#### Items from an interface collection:

%%

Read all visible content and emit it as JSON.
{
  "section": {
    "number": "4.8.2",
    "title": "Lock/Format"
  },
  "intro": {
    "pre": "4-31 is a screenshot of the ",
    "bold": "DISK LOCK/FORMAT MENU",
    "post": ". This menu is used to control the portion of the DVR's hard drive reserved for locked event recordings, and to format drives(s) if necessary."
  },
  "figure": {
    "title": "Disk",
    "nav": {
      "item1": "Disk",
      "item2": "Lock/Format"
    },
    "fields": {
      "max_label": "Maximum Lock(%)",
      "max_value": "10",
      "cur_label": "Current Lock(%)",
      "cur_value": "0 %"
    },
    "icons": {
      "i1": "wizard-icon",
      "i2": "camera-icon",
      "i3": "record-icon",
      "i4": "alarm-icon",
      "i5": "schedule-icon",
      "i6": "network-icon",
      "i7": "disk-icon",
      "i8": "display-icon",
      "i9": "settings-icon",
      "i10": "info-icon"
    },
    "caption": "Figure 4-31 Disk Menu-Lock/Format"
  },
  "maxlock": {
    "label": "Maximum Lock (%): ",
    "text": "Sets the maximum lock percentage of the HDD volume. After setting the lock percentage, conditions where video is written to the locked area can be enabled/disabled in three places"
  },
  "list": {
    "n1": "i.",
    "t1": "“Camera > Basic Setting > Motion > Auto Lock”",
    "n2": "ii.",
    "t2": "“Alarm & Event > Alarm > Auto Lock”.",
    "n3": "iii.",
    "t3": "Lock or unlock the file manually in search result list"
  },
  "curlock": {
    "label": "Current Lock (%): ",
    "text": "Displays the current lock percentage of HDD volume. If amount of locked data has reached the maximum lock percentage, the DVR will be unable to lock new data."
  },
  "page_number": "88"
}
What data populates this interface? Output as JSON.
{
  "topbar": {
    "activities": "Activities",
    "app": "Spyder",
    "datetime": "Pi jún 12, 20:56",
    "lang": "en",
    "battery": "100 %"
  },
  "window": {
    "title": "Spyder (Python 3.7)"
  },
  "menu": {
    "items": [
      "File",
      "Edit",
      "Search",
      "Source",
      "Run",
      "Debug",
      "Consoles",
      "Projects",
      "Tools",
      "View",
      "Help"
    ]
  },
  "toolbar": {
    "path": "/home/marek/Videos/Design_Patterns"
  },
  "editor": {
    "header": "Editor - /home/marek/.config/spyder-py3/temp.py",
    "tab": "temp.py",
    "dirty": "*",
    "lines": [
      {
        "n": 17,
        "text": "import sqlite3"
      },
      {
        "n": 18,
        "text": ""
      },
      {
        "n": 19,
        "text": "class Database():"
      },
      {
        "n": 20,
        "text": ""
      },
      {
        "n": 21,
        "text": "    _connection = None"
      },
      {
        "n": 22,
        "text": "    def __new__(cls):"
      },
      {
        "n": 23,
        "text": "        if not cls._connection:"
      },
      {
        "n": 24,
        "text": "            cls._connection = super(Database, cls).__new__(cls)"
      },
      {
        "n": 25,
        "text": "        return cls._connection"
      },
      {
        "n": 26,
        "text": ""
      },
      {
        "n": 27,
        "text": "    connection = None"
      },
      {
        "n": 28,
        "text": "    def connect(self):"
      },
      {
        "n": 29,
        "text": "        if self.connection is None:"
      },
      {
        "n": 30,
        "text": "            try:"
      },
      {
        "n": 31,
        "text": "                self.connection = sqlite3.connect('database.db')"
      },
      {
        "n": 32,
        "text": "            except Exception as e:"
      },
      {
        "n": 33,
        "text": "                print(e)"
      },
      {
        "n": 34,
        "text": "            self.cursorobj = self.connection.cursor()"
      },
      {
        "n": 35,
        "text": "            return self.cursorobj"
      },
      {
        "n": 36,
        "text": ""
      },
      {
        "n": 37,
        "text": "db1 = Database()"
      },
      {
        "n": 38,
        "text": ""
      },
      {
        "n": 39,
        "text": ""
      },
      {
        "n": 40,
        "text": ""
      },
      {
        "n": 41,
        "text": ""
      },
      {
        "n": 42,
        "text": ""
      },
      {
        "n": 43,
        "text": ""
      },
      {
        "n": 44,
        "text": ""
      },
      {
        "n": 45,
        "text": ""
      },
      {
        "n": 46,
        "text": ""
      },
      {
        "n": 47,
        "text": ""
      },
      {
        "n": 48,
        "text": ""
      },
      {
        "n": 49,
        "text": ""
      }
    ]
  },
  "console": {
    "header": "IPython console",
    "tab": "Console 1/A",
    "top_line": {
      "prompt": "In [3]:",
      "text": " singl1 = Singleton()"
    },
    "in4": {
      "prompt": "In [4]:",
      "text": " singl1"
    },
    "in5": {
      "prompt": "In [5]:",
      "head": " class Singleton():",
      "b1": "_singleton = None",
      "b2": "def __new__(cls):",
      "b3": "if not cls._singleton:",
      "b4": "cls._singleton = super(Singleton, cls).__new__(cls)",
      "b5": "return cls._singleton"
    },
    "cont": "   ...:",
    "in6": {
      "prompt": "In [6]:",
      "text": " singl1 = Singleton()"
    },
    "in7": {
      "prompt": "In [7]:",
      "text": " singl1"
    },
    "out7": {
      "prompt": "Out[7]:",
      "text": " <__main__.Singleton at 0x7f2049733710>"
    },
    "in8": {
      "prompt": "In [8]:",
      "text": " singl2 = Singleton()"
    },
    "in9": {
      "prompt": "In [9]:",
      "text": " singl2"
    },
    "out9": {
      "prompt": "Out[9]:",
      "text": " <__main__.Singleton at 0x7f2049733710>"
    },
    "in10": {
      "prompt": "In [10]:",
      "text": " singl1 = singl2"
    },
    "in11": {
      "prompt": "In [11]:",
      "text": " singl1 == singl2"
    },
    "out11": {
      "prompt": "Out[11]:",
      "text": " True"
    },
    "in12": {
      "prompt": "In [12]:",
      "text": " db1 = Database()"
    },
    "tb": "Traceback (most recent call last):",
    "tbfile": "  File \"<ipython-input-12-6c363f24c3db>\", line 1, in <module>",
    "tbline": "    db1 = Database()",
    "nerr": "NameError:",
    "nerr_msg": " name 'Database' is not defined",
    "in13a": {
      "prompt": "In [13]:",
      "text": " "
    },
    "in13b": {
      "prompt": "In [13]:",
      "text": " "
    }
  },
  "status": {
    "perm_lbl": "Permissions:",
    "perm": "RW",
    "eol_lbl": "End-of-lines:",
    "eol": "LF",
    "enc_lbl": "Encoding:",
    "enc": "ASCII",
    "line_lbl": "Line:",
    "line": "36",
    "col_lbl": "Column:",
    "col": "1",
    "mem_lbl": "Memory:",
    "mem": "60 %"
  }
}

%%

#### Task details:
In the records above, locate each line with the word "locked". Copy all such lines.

#### Result below:
    "post": ". This menu is used to control the portion of the DVR's hard drive reserved for locked event recordings, and to format drives(s) if necessary."
    "text": "Sets the maximum lock percentage of the HDD volume. After setting the lock percentage, conditions where video is written to the locked area can be enabled/disabled in three places"
    "text": "Displays the current lock percentage of HDD volume. If amount of locked data has reached the maximum lock percentage, the DVR will be unable to lock new data."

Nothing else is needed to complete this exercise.